Catherine and Marjorie's relationship is opening up all sorts of new angles for Selina to be a douchebag, and she's taking full advantage. The Hague pen, the Chinese present, both re-gifted, was exactly what we would expect Meyer to do, but was nonetheless unsettlingly obtuse. She then blames Gary, also informing him that by allowing her to give her daughter's girlfriend a Chinese gift, he's committed a felony. While all of this is happening, she's also concerned that Catherine is going to give away money or property to her ex, mainly because she's interested in a chunk of her mother's estate herself.

Finally, Catherine, whose rigidity and sensitivity has sometimes been awfully tedious, can just be the pure vegan, lesbian, self-involved human being. Every choice she makes in any of it can lead to a joke, or just a mean spirited comment from her mother, entirely in sync with both characters. And Clea Duvall has been really good at making sure we believe Marjorie still has no personality, even while her love interest attempts to convince us of the opposite.

We can't put a bow on "Camp David" without discussing Sally Phillips, as Mandel brought Minna Hakkinen back into our lives. Another extremely vapid character, with no filter as she speaks and often insults Selina, she's always good for laughs and jaw-dropping, utter nastiness. Menopause as "rotten fruit" is just one example, but the line about the eyelids and just everything she says, where she doesn't even recognize her degree of rudeness, makes it that much better. She's basically Kent Davison, but far less aware of how she often comes across. And, like Gary Cole, Sally Phillips freaking rules.

How many of you think Selina Meyer did something in Tibet's favor, or at least something for which she can truly take credit? I'm not so sure, because of how excited she was about it, plus China wanting to make and control the announcement. As Minna continually tried to explain to her some of the specifics of the agreement, she refused to listen, which likely means the fine print contains big-time trouble.

Now that Jonah has been elected and pledged to hand Selina the Presidency, from where is the curveball set to strike? Next week, whatever went right on Sunday is going to go wrong. Either that, or someone is going to demand concessions in exchange for a vote the Meyer camp was counting on, or Jonah is going to give an F.U. to Selina for not listening to him on any policy issues from New Hampshire.

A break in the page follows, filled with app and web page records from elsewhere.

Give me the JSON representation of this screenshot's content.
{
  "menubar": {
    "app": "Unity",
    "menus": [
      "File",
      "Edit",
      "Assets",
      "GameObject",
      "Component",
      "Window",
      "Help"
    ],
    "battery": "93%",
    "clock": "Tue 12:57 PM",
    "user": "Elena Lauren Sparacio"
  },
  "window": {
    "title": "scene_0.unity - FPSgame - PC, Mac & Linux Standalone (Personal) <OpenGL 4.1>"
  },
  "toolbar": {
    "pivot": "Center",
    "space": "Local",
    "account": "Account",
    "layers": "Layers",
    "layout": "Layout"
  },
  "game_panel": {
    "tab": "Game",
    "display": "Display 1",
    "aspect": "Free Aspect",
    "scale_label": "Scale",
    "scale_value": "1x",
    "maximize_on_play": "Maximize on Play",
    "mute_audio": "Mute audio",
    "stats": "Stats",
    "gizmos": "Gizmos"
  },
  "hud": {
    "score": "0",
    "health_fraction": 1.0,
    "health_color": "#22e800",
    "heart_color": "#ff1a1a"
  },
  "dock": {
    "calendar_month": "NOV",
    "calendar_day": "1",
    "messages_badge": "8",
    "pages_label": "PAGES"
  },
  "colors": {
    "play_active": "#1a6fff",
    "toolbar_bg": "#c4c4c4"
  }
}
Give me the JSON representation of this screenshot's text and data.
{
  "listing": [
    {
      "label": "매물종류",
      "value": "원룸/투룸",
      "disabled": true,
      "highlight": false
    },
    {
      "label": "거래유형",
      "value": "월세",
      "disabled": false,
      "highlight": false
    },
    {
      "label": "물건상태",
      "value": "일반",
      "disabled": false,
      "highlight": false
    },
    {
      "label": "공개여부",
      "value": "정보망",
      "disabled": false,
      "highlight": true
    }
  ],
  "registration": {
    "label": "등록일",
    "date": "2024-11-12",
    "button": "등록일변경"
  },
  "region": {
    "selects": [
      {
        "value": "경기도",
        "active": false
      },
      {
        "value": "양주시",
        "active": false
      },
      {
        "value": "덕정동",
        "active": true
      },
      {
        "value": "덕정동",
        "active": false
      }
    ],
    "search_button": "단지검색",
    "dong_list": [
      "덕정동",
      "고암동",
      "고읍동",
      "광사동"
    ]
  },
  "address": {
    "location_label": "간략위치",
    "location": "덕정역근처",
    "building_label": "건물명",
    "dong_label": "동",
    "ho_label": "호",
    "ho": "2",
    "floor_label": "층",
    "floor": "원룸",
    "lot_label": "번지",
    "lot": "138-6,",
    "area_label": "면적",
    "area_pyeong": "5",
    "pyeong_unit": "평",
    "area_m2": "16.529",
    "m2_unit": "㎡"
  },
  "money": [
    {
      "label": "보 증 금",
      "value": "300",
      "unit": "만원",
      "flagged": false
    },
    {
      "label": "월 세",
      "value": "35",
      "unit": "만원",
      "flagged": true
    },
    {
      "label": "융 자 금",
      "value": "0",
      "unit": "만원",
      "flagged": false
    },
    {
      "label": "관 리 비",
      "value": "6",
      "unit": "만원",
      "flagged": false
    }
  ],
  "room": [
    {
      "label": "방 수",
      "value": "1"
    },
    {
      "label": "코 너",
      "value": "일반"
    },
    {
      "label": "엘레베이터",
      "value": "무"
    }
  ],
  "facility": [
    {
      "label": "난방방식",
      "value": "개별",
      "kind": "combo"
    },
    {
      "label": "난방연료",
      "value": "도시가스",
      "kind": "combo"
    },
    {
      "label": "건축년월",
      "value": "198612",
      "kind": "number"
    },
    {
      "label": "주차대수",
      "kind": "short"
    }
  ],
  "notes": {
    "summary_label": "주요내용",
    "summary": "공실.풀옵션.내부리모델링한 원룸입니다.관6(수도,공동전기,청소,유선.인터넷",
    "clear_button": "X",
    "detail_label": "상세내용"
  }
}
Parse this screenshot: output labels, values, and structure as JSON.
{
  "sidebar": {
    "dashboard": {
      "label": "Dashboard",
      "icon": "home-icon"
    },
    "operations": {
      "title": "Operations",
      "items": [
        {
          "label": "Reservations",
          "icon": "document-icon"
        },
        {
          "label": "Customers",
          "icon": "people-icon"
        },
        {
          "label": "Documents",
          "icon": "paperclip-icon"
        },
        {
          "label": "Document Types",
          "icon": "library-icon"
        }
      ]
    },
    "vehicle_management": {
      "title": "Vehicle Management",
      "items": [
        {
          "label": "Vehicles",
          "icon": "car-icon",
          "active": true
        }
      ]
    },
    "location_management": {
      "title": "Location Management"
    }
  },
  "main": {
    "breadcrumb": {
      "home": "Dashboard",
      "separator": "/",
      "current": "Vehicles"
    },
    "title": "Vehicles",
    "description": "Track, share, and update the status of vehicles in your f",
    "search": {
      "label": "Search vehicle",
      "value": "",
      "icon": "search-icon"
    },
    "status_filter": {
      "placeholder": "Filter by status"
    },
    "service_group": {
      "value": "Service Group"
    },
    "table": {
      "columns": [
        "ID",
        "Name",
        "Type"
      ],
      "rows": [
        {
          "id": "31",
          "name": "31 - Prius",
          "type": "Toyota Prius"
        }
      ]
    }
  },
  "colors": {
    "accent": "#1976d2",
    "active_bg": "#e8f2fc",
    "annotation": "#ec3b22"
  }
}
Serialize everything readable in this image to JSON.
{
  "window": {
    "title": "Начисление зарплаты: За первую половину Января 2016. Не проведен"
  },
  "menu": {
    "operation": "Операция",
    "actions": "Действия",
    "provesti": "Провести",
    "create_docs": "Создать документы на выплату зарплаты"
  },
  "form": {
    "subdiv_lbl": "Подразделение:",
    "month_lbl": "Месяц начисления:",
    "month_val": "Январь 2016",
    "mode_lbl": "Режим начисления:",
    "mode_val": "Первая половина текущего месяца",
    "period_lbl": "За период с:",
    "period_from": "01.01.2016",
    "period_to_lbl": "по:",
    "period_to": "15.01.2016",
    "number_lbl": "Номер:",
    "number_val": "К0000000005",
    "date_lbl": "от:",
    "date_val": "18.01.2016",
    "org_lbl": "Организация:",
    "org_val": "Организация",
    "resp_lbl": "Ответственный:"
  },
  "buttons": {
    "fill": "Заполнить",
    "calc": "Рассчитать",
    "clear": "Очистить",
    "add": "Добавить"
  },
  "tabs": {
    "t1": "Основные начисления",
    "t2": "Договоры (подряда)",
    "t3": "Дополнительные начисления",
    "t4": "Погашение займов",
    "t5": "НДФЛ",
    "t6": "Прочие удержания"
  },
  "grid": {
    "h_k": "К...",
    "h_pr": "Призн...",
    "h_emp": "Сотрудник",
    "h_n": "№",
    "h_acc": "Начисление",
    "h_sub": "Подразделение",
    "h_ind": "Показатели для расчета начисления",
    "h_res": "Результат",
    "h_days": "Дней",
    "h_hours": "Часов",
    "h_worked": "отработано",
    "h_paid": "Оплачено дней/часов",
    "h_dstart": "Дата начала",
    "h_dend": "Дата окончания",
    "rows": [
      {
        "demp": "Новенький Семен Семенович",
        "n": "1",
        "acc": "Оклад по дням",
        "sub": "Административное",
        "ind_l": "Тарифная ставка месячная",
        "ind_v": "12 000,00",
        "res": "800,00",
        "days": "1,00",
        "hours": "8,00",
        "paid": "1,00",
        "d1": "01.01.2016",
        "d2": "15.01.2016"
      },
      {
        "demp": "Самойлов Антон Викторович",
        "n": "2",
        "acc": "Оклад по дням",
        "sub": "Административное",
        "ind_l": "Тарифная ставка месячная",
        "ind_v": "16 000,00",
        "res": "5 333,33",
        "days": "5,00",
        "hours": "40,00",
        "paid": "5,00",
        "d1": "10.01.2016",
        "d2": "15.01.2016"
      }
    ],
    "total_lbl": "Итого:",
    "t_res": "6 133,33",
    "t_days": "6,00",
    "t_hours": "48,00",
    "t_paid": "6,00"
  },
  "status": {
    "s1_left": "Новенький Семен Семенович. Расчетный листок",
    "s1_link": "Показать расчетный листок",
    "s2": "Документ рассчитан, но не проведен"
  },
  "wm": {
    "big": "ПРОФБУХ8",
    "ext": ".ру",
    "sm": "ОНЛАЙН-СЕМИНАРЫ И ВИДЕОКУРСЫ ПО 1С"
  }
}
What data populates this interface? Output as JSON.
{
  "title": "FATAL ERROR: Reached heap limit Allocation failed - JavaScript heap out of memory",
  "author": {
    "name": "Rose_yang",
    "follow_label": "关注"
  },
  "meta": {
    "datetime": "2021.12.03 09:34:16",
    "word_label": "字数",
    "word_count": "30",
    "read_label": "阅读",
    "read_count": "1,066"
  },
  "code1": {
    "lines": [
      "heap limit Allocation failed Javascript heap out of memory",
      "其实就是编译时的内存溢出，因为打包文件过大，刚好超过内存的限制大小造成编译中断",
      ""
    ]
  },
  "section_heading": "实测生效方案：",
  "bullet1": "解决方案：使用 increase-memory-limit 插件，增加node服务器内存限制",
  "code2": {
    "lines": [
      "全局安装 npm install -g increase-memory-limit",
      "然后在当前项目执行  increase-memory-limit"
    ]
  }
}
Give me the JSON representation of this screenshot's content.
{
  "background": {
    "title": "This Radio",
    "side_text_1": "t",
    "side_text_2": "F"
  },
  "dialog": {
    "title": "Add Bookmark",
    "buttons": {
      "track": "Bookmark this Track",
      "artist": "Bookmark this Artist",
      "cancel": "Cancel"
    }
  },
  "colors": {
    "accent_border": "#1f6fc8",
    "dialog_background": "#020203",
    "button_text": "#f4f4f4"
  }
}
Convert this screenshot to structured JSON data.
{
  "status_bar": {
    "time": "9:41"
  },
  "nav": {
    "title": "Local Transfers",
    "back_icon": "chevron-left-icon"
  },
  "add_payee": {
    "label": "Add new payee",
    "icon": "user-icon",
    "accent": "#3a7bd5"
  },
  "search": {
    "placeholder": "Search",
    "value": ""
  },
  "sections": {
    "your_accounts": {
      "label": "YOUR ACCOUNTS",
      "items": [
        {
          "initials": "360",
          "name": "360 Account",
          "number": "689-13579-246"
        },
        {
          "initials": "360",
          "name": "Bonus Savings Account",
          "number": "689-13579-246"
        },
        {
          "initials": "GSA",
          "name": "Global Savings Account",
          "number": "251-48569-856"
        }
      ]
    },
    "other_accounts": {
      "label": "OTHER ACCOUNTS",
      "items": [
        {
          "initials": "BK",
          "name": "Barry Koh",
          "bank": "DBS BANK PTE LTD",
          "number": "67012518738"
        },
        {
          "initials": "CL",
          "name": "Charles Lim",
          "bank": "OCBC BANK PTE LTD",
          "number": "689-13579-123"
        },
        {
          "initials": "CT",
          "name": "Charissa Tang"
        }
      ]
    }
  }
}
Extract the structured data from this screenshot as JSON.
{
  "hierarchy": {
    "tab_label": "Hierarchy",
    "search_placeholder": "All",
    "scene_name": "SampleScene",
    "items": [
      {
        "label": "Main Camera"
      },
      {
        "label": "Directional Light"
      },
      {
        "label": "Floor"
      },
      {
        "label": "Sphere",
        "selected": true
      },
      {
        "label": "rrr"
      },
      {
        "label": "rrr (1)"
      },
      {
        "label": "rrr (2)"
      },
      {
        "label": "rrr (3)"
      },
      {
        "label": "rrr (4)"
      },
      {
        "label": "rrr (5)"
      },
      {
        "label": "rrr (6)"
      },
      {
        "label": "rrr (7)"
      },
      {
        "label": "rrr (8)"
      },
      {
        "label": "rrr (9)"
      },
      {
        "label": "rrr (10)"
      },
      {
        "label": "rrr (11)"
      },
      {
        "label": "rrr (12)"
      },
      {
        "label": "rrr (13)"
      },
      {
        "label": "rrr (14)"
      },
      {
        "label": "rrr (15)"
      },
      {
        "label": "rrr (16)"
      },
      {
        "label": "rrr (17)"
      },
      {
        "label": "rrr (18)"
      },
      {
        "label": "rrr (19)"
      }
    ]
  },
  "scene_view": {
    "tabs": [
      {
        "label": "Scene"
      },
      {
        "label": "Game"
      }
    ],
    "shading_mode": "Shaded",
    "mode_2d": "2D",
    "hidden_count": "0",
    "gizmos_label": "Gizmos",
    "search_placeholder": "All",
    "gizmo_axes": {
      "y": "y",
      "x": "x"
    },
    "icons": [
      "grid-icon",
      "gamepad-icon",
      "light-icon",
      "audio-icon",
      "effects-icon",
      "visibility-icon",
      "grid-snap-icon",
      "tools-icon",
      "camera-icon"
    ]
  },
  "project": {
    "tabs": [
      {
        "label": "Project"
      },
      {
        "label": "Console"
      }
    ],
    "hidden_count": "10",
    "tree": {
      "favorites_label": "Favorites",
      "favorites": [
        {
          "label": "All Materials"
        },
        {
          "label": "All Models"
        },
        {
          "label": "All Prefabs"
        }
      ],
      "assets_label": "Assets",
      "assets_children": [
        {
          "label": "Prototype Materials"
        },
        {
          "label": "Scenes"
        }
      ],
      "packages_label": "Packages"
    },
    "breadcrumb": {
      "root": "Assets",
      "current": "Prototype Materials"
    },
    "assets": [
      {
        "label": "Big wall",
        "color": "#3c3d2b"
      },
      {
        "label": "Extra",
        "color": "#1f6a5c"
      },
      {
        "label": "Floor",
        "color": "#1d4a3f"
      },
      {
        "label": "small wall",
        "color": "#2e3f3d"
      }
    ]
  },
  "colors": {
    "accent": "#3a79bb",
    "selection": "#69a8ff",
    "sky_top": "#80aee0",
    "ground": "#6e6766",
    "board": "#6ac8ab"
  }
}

Something's coming, because there can be no satisfying finale without an unexpected, dramatic shift in next week's penultimate installment. She hasn't won anything yet, and I'd bet she's going to think she somehow lost by the time the credits roll this weekend.

I'm @GuyNamedJason on Twitter. My name is not "Blachman."